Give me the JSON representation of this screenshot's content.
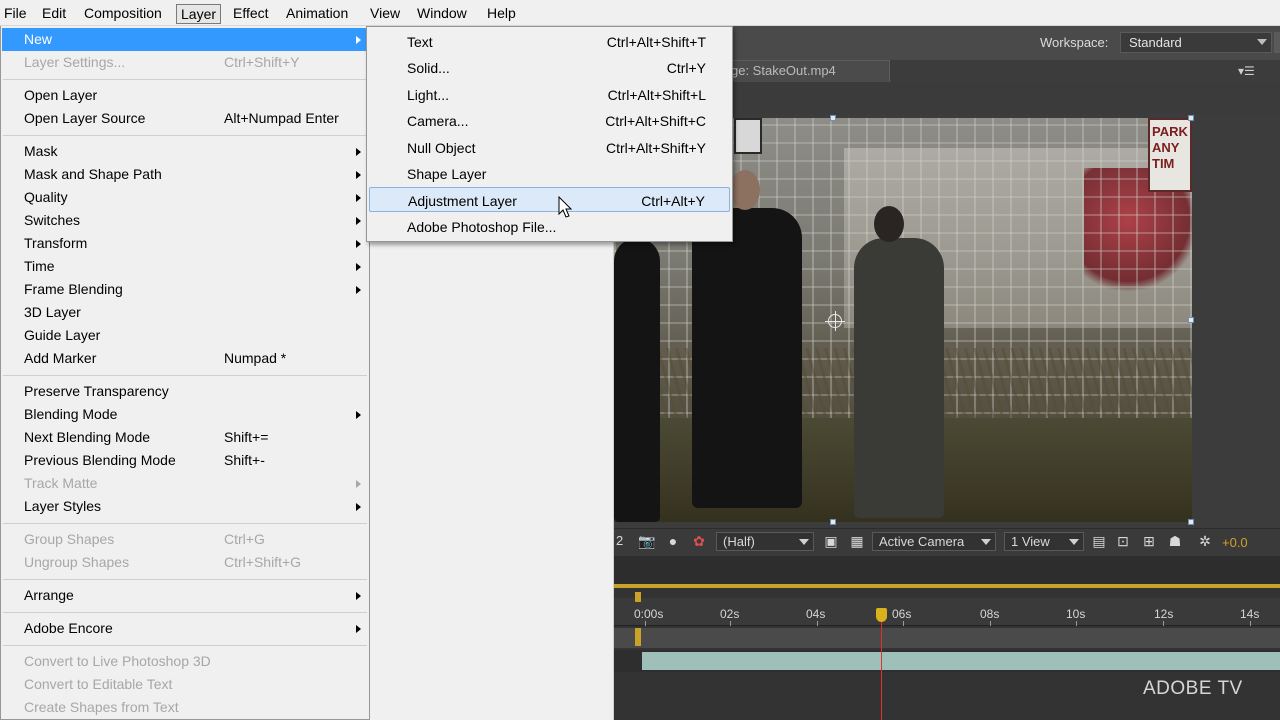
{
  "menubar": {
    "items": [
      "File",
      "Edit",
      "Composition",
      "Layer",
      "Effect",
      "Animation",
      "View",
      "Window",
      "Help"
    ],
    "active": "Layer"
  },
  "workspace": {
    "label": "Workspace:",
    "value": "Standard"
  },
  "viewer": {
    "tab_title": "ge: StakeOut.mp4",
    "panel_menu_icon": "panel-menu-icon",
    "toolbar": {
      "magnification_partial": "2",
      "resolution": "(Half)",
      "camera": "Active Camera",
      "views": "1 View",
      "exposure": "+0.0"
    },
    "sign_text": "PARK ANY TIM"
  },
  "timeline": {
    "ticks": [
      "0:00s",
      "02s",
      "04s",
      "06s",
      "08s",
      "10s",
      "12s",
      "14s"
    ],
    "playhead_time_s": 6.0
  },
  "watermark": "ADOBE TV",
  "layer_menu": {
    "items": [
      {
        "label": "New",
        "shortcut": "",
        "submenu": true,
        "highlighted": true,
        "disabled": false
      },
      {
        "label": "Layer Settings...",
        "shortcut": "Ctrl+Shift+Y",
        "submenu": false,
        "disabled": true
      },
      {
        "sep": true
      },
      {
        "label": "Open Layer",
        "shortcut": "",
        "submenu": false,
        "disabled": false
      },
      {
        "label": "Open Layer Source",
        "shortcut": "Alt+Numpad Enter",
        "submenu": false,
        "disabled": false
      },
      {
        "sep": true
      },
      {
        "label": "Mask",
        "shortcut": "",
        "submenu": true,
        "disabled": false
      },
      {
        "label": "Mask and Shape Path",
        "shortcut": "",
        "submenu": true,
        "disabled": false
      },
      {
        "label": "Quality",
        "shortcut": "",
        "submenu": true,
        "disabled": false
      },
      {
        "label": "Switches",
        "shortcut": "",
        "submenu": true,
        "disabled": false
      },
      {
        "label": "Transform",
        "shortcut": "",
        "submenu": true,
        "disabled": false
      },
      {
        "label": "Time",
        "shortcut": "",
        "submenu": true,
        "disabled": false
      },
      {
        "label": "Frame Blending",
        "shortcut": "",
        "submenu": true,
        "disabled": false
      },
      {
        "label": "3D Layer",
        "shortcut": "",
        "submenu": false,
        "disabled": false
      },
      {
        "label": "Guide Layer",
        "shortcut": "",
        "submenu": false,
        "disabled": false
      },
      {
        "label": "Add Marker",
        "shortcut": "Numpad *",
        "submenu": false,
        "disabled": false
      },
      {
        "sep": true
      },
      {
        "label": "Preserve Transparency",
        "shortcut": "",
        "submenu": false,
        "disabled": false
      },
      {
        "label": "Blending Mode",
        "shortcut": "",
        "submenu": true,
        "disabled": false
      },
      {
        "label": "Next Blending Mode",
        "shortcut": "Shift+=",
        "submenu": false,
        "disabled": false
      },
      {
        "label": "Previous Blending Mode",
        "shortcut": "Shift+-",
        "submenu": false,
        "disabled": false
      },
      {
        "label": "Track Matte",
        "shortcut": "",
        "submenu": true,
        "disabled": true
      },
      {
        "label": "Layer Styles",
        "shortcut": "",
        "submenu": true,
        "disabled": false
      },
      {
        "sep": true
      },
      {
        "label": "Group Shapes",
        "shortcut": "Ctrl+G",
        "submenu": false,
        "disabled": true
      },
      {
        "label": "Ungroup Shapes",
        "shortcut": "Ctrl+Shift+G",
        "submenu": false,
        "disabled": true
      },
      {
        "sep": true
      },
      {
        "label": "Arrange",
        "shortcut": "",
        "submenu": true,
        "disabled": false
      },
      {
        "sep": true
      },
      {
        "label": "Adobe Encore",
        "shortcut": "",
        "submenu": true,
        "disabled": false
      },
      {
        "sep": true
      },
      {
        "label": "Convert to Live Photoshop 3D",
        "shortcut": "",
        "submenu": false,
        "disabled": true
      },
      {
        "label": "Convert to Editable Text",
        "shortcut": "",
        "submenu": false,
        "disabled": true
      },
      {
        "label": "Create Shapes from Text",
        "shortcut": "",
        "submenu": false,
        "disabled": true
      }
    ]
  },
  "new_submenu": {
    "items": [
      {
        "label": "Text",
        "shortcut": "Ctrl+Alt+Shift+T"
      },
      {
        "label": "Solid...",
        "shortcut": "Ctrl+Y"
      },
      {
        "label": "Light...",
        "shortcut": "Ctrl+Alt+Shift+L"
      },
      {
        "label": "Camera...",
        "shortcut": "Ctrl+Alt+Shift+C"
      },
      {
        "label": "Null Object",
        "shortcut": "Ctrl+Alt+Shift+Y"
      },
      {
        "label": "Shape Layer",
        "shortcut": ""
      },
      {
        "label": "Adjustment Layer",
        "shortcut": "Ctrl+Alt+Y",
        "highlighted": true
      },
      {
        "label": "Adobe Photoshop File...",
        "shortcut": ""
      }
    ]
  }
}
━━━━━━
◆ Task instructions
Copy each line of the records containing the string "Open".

◆ Answer section
        "label": "Open Layer",
        "label": "Open Layer Source",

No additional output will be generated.